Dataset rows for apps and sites
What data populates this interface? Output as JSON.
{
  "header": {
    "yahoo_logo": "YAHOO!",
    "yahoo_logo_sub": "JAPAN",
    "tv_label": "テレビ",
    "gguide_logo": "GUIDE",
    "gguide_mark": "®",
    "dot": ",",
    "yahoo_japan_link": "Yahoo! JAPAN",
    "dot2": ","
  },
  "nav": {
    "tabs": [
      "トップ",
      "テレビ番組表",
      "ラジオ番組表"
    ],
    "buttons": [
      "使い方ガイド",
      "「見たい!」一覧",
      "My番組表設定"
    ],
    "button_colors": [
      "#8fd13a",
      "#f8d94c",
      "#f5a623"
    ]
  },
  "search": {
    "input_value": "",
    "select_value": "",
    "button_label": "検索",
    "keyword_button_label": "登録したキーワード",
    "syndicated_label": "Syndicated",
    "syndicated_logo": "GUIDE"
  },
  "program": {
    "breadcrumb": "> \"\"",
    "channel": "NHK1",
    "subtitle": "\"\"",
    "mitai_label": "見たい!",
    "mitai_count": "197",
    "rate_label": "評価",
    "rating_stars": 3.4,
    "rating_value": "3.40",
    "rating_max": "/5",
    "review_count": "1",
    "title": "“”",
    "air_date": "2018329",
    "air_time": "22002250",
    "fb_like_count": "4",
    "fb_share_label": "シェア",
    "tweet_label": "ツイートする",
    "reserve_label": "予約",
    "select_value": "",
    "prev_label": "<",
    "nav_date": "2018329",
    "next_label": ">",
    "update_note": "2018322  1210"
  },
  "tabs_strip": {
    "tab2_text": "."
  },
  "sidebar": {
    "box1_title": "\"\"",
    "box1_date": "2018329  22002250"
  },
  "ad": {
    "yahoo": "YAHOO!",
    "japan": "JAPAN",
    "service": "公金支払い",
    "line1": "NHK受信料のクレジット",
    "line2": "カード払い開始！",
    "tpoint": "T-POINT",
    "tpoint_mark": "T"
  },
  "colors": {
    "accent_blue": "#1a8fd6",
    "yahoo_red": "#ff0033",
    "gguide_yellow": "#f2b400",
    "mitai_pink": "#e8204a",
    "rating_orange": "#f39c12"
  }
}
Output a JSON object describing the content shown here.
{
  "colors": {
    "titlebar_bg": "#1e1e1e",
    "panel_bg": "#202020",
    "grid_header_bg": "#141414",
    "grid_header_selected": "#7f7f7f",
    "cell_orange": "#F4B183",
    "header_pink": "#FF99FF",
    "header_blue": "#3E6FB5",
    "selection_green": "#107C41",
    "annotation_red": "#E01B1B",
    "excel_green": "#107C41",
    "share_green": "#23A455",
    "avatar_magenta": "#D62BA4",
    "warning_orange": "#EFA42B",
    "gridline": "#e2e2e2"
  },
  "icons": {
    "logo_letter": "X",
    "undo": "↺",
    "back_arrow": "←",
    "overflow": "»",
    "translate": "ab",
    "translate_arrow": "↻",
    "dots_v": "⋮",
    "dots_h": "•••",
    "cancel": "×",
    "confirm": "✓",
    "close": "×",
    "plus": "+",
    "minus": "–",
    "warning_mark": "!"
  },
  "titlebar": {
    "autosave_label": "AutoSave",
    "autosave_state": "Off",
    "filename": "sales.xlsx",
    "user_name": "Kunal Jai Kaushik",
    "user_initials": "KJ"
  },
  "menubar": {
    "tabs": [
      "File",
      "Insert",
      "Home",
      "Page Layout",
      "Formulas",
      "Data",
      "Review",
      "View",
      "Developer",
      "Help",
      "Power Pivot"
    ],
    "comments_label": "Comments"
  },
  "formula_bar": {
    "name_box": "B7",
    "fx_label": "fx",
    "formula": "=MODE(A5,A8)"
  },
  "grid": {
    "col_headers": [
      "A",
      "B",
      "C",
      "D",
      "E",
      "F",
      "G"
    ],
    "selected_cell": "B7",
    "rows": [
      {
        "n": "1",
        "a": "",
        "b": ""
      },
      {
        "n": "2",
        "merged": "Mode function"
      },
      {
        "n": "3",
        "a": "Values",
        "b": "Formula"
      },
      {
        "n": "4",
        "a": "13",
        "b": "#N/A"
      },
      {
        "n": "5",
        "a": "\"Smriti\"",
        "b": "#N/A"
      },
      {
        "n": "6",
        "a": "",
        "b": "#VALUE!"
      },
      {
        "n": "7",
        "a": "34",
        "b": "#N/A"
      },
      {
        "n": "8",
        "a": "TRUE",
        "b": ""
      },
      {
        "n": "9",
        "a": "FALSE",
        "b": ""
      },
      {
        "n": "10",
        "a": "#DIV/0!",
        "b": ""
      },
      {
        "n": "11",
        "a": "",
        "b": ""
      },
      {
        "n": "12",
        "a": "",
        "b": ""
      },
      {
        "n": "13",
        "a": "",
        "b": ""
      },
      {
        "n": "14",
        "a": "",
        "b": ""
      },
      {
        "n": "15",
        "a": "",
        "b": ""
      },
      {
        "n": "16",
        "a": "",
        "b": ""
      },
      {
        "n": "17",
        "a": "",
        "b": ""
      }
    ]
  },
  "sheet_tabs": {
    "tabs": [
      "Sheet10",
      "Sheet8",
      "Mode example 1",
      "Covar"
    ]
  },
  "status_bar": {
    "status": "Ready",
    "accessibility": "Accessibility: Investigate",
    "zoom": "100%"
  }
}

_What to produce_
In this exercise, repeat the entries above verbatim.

_Expected output_
What data populates this interface? Output as JSON.
{
  "header": {
    "yahoo_logo": "YAHOO!",
    "yahoo_logo_sub": "JAPAN",
    "tv_label": "テレビ",
    "gguide_logo": "GUIDE",
    "gguide_mark": "®",
    "dot": ",",
    "yahoo_japan_link": "Yahoo! JAPAN",
    "dot2": ","
  },
  "nav": {
    "tabs": [
      "トップ",
      "テレビ番組表",
      "ラジオ番組表"
    ],
    "buttons": [
      "使い方ガイド",
      "「見たい!」一覧",
      "My番組表設定"
    ],
    "button_colors": [
      "#8fd13a",
      "#f8d94c",
      "#f5a623"
    ]
  },
  "search": {
    "input_value": "",
    "select_value": "",
    "button_label": "検索",
    "keyword_button_label": "登録したキーワード",
    "syndicated_label": "Syndicated",
    "syndicated_logo": "GUIDE"
  },
  "program": {
    "breadcrumb": "> \"\"",
    "channel": "NHK1",
    "subtitle": "\"\"",
    "mitai_label": "見たい!",
    "mitai_count": "197",
    "rate_label": "評価",
    "rating_stars": 3.4,
    "rating_value": "3.40",
    "rating_max": "/5",
    "review_count": "1",
    "title": "“”",
    "air_date": "2018329",
    "air_time": "22002250",
    "fb_like_count": "4",
    "fb_share_label": "シェア",
    "tweet_label": "ツイートする",
    "reserve_label": "予約",
    "select_value": "",
    "prev_label": "<",
    "nav_date": "2018329",
    "next_label": ">",
    "update_note": "2018322  1210"
  },
  "tabs_strip": {
    "tab2_text": "."
  },
  "sidebar": {
    "box1_title": "\"\"",
    "box1_date": "2018329  22002250"
  },
  "ad": {
    "yahoo": "YAHOO!",
    "japan": "JAPAN",
    "service": "公金支払い",
    "line1": "NHK受信料のクレジット",
    "line2": "カード払い開始！",
    "tpoint": "T-POINT",
    "tpoint_mark": "T"
  },
  "colors": {
    "accent_blue": "#1a8fd6",
    "yahoo_red": "#ff0033",
    "gguide_yellow": "#f2b400",
    "mitai_pink": "#e8204a",
    "rating_orange": "#f39c12"
  }
}
Output a JSON object describing the content shown here.
{
  "colors": {
    "titlebar_bg": "#1e1e1e",
    "panel_bg": "#202020",
    "grid_header_bg": "#141414",
    "grid_header_selected": "#7f7f7f",
    "cell_orange": "#F4B183",
    "header_pink": "#FF99FF",
    "header_blue": "#3E6FB5",
    "selection_green": "#107C41",
    "annotation_red": "#E01B1B",
    "excel_green": "#107C41",
    "share_green": "#23A455",
    "avatar_magenta": "#D62BA4",
    "warning_orange": "#EFA42B",
    "gridline": "#e2e2e2"
  },
  "icons": {
    "logo_letter": "X",
    "undo": "↺",
    "back_arrow": "←",
    "overflow": "»",
    "translate": "ab",
    "translate_arrow": "↻",
    "dots_v": "⋮",
    "dots_h": "•••",
    "cancel": "×",
    "confirm": "✓",
    "close": "×",
    "plus": "+",
    "minus": "–",
    "warning_mark": "!"
  },
  "titlebar": {
    "autosave_label": "AutoSave",
    "autosave_state": "Off",
    "filename": "sales.xlsx",
    "user_name": "Kunal Jai Kaushik",
    "user_initials": "KJ"
  },
  "menubar": {
    "tabs": [
      "File",
      "Insert",
      "Home",
      "Page Layout",
      "Formulas",
      "Data",
      "Review",
      "View",
      "Developer",
      "Help",
      "Power Pivot"
    ],
    "comments_label": "Comments"
  },
  "formula_bar": {
    "name_box": "B7",
    "fx_label": "fx",
    "formula": "=MODE(A5,A8)"
  },
  "grid": {
    "col_headers": [
      "A",
      "B",
      "C",
      "D",
      "E",
      "F",
      "G"
    ],
    "selected_cell": "B7",
    "rows": [
      {
        "n": "1",
        "a": "",
        "b": ""
      },
      {
        "n": "2",
        "merged": "Mode function"
      },
      {
        "n": "3",
        "a": "Values",
        "b": "Formula"
      },
      {
        "n": "4",
        "a": "13",
        "b": "#N/A"
      },
      {
        "n": "5",
        "a": "\"Smriti\"",
        "b": "#N/A"
      },
      {
        "n": "6",
        "a": "",
        "b": "#VALUE!"
      },
      {
        "n": "7",
        "a": "34",
        "b": "#N/A"
      },
      {
        "n": "8",
        "a": "TRUE",
        "b": ""
      },
      {
        "n": "9",
        "a": "FALSE",
        "b": ""
      },
      {
        "n": "10",
        "a": "#DIV/0!",
        "b": ""
      },
      {
        "n": "11",
        "a": "",
        "b": ""
      },
      {
        "n": "12",
        "a": "",
        "b": ""
      },
      {
        "n": "13",
        "a": "",
        "b": ""
      },
      {
        "n": "14",
        "a": "",
        "b": ""
      },
      {
        "n": "15",
        "a": "",
        "b": ""
      },
      {
        "n": "16",
        "a": "",
        "b": ""
      },
      {
        "n": "17",
        "a": "",
        "b": ""
      }
    ]
  },
  "sheet_tabs": {
    "tabs": [
      "Sheet10",
      "Sheet8",
      "Mode example 1",
      "Covar"
    ]
  },
  "status_bar": {
    "status": "Ready",
    "accessibility": "Accessibility: Investigate",
    "zoom": "100%"
  }
}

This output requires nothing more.